Perhaps the figures of Yakshi and Yaksha found at Didarganj and Patna respectively belong to the Mauryan period. These figures seem to be emerging into reality from a melting volume of stone. They have smooth glossy faces, but they have meticulously carved details of of jewels and fabrics. Some scholars think that they were the best of Mauryan products.

The last Mauryan / Sunga figure is that of the eight feet high image fouind at Parkham near Mathura. It is made out of cream sandstone. A bolt from Rampurva (2 feet in length and barrel shaped) is an excellent specimen of the copper-smiths' art.

A more important heritage of the Mauyas are the caves built out of Barbar caves. They were built for the Ajivika sect by Asoka. They are 19 miles away from Bodh Gaya. Smith records the art of of polishing hard stone was carried to such perfection that it is said to have become a lost art beyond modern powers. The two sites of Barabar caves are polished like glass mirrors. The two widely know wood-imitating chambers are the Lomas Rishi and Sudama caves. The details of these caves show a clear influence of wooden architecture. These rock-cut chambers mark the beginning of great tradition which would spent more than 1000 year in the history of Indian Art.

The earliest examples of the rock-cut method like some aspect of the Lomas Rishi caves in Barabar show that they were faithful copies of the stone structure of wood and thatch. The use of bamboo in roof construction is to be seen in the Gopi cave during the reign of Dasaratha.

Contemporary Greek writers refer magnificent halls in the capital city of Patliputara and regard them as the fines and grandest in the world. All of them have perished but in recent times axcavations have laid bare their ruins. The excant of architectural remains consists mainly of the rock-cut chaitya halls in Barabar halsls and the neighboring localities in the Bihar Sub-division of Patna district. Althouth the caves were excavated from hardest rocks they are polished like glass.

Terracota objects of various sizes have been found at Mauryan sties. The tradition of making mother-goddesses in clay, going back to the prehistoric period is revealed by the discovery of these objects at Mauryan levelsat Ahicchatra. Many have stylized forms but technically they are most accomplished in the sense they have well defined shapes and clear ornamentation.

Also, a large number of terracotta's have been found near Taxila consisting of primitive idols, votive reliefs with deities, toys, dice, ornaments and beeds.
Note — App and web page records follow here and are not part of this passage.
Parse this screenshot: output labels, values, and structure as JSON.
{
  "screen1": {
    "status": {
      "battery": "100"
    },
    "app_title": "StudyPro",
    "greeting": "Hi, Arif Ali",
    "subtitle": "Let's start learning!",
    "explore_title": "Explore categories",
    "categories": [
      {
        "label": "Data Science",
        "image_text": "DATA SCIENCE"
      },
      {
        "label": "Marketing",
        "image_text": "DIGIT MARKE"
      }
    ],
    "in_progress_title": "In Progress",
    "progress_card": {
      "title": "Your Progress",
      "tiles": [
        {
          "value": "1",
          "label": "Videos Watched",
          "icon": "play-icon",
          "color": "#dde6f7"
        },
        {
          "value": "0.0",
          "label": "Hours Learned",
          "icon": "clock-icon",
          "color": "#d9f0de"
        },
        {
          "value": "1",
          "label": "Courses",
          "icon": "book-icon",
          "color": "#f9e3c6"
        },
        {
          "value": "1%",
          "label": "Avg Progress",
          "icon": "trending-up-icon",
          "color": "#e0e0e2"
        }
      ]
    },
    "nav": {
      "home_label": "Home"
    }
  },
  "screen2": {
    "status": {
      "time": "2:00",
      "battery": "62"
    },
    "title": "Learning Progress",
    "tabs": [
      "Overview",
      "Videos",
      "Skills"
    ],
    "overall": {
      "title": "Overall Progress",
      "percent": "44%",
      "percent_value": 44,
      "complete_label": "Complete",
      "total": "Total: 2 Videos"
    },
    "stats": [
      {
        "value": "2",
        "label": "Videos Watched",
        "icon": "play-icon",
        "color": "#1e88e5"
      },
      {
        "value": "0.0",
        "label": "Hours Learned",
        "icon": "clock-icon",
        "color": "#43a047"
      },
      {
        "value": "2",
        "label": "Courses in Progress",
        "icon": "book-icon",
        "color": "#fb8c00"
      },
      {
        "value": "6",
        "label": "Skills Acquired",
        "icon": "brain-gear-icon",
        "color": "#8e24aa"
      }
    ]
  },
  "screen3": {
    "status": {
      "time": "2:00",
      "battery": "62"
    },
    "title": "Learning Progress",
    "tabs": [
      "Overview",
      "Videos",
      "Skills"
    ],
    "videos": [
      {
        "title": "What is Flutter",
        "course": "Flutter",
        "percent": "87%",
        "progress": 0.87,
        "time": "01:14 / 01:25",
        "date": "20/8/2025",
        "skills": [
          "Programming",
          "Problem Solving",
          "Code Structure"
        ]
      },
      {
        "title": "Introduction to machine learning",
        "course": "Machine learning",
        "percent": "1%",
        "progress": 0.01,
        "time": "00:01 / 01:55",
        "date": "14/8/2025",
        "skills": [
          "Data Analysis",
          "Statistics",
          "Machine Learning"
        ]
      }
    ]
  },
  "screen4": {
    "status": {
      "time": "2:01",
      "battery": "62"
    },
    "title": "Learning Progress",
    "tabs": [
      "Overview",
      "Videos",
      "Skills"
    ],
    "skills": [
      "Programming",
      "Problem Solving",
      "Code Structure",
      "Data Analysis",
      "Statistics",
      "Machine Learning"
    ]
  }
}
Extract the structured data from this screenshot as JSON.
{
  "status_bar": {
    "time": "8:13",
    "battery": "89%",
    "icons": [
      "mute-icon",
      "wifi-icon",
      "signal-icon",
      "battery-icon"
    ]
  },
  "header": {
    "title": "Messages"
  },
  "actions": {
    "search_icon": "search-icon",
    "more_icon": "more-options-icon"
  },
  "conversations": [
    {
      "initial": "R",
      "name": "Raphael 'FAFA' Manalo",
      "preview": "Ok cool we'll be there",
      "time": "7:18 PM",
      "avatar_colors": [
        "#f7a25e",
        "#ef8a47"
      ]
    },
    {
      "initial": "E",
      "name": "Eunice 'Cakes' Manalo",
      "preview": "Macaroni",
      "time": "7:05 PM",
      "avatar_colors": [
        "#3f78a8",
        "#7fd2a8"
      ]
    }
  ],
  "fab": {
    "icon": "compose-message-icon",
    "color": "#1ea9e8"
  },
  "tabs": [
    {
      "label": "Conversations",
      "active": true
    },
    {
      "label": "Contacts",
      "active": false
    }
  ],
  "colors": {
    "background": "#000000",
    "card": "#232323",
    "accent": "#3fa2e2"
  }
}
Toys were mostly wild animals, the elephant being a particular favorite.

Despite the extraordinary creations in the field of art and intriguing questions remains. The artist of Ashoka must have relied on a long history of artistic traditions. How is it then that we came explain the almost total absence of specimen of Indian art before 250 B.C. ? we have to wait for this answer to be provided by archaeologists. So far, there is no evidence that the art tradition of the Indus valley had any kind of impact on the Mauryan achievements. Indian artist of the Pre-Mauryan period possibly worked both on stone and wood. The stone art effects have not been excavated so far. We many suppose Indians first began to work on stones during the Mauryan period. The results of their endeavor to change from wood to stone are seen in the crude inferior pillars of Ashoka, while those which are excellent and highly finished were the works of foreign artists employed by the great emperor. According to this theory this trend continued long after Ashoka until a full-fledged Indian art was developed under the imperil Guptas.

Next » Gandhara-mathura And Other Schools